*** Block opens ***

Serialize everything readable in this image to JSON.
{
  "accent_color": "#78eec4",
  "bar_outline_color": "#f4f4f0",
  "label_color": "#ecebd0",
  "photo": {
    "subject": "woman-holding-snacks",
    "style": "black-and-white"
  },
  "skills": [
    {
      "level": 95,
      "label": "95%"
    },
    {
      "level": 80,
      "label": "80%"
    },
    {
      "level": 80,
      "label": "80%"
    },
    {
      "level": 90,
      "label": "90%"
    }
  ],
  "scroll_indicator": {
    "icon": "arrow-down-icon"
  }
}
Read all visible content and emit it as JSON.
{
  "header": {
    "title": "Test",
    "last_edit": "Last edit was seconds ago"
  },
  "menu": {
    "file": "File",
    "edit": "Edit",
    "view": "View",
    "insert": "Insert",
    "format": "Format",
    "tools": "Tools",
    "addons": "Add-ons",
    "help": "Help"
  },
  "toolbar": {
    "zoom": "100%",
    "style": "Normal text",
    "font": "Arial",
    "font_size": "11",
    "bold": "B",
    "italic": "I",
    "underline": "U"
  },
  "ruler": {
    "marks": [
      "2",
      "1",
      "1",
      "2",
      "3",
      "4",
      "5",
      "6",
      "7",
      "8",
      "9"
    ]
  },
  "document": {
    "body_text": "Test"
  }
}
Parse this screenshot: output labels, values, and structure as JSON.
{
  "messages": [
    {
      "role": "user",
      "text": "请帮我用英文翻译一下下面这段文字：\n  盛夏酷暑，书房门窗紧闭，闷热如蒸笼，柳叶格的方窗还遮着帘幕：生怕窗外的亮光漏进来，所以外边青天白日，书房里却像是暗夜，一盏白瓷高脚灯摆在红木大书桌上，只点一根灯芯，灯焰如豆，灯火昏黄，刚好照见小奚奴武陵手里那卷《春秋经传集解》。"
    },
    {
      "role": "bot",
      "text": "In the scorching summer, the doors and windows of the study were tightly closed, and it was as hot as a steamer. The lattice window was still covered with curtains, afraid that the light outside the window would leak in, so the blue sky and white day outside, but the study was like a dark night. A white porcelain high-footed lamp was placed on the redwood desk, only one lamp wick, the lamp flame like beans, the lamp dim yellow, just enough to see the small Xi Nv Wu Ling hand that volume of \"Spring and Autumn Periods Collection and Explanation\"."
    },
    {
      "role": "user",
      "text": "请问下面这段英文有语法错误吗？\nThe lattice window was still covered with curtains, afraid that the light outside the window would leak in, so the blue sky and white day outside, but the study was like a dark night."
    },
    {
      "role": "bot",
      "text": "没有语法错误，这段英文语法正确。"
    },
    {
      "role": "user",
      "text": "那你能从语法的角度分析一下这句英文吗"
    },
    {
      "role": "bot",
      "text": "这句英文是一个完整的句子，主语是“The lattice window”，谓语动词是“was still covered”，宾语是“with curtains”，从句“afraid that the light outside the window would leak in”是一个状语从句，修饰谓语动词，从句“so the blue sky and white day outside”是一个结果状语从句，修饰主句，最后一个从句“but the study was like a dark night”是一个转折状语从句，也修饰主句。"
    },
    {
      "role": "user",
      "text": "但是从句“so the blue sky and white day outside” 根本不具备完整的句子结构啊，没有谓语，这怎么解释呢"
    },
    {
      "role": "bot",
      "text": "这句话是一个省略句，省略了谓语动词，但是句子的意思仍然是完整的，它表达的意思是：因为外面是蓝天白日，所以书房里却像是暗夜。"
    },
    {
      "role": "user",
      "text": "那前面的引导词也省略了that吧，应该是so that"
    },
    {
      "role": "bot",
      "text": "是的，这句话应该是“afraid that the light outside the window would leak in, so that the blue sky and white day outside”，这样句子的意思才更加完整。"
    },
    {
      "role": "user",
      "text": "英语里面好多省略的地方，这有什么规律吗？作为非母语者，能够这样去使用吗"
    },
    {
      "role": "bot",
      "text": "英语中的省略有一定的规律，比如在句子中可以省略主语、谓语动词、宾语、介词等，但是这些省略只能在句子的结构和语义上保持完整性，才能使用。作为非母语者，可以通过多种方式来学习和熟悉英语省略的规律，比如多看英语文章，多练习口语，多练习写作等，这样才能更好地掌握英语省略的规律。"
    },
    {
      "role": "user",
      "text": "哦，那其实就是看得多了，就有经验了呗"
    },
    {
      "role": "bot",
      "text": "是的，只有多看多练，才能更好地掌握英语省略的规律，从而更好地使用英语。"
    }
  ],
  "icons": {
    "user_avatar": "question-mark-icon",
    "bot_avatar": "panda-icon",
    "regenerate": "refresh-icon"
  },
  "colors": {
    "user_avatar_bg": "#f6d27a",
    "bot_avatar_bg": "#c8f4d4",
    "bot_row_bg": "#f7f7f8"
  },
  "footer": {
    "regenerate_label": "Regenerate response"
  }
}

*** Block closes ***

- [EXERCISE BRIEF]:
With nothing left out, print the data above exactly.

- [PROBLEM SOLUTION]:
Serialize everything readable in this image to JSON.
{
  "accent_color": "#78eec4",
  "bar_outline_color": "#f4f4f0",
  "label_color": "#ecebd0",
  "photo": {
    "subject": "woman-holding-snacks",
    "style": "black-and-white"
  },
  "skills": [
    {
      "level": 95,
      "label": "95%"
    },
    {
      "level": 80,
      "label": "80%"
    },
    {
      "level": 80,
      "label": "80%"
    },
    {
      "level": 90,
      "label": "90%"
    }
  ],
  "scroll_indicator": {
    "icon": "arrow-down-icon"
  }
}
Read all visible content and emit it as JSON.
{
  "header": {
    "title": "Test",
    "last_edit": "Last edit was seconds ago"
  },
  "menu": {
    "file": "File",
    "edit": "Edit",
    "view": "View",
    "insert": "Insert",
    "format": "Format",
    "tools": "Tools",
    "addons": "Add-ons",
    "help": "Help"
  },
  "toolbar": {
    "zoom": "100%",
    "style": "Normal text",
    "font": "Arial",
    "font_size": "11",
    "bold": "B",
    "italic": "I",
    "underline": "U"
  },
  "ruler": {
    "marks": [
      "2",
      "1",
      "1",
      "2",
      "3",
      "4",
      "5",
      "6",
      "7",
      "8",
      "9"
    ]
  },
  "document": {
    "body_text": "Test"
  }
}
Parse this screenshot: output labels, values, and structure as JSON.
{
  "messages": [
    {
      "role": "user",
      "text": "请帮我用英文翻译一下下面这段文字：\n  盛夏酷暑，书房门窗紧闭，闷热如蒸笼，柳叶格的方窗还遮着帘幕：生怕窗外的亮光漏进来，所以外边青天白日，书房里却像是暗夜，一盏白瓷高脚灯摆在红木大书桌上，只点一根灯芯，灯焰如豆，灯火昏黄，刚好照见小奚奴武陵手里那卷《春秋经传集解》。"
    },
    {
      "role": "bot",
      "text": "In the scorching summer, the doors and windows of the study were tightly closed, and it was as hot as a steamer. The lattice window was still covered with curtains, afraid that the light outside the window would leak in, so the blue sky and white day outside, but the study was like a dark night. A white porcelain high-footed lamp was placed on the redwood desk, only one lamp wick, the lamp flame like beans, the lamp dim yellow, just enough to see the small Xi Nv Wu Ling hand that volume of \"Spring and Autumn Periods Collection and Explanation\"."
    },
    {
      "role": "user",
      "text": "请问下面这段英文有语法错误吗？\nThe lattice window was still covered with curtains, afraid that the light outside the window would leak in, so the blue sky and white day outside, but the study was like a dark night."
    },
    {
      "role": "bot",
      "text": "没有语法错误，这段英文语法正确。"
    },
    {
      "role": "user",
      "text": "那你能从语法的角度分析一下这句英文吗"
    },
    {
      "role": "bot",
      "text": "这句英文是一个完整的句子，主语是“The lattice window”，谓语动词是“was still covered”，宾语是“with curtains”，从句“afraid that the light outside the window would leak in”是一个状语从句，修饰谓语动词，从句“so the blue sky and white day outside”是一个结果状语从句，修饰主句，最后一个从句“but the study was like a dark night”是一个转折状语从句，也修饰主句。"
    },
    {
      "role": "user",
      "text": "但是从句“so the blue sky and white day outside” 根本不具备完整的句子结构啊，没有谓语，这怎么解释呢"
    },
    {
      "role": "bot",
      "text": "这句话是一个省略句，省略了谓语动词，但是句子的意思仍然是完整的，它表达的意思是：因为外面是蓝天白日，所以书房里却像是暗夜。"
    },
    {
      "role": "user",
      "text": "那前面的引导词也省略了that吧，应该是so that"
    },
    {
      "role": "bot",
      "text": "是的，这句话应该是“afraid that the light outside the window would leak in, so that the blue sky and white day outside”，这样句子的意思才更加完整。"
    },
    {
      "role": "user",
      "text": "英语里面好多省略的地方，这有什么规律吗？作为非母语者，能够这样去使用吗"
    },
    {
      "role": "bot",
      "text": "英语中的省略有一定的规律，比如在句子中可以省略主语、谓语动词、宾语、介词等，但是这些省略只能在句子的结构和语义上保持完整性，才能使用。作为非母语者，可以通过多种方式来学习和熟悉英语省略的规律，比如多看英语文章，多练习口语，多练习写作等，这样才能更好地掌握英语省略的规律。"
    },
    {
      "role": "user",
      "text": "哦，那其实就是看得多了，就有经验了呗"
    },
    {
      "role": "bot",
      "text": "是的，只有多看多练，才能更好地掌握英语省略的规律，从而更好地使用英语。"
    }
  ],
  "icons": {
    "user_avatar": "question-mark-icon",
    "bot_avatar": "panda-icon",
    "regenerate": "refresh-icon"
  },
  "colors": {
    "user_avatar_bg": "#f6d27a",
    "bot_avatar_bg": "#c8f4d4",
    "bot_row_bg": "#f7f7f8"
  },
  "footer": {
    "regenerate_label": "Regenerate response"
  }
}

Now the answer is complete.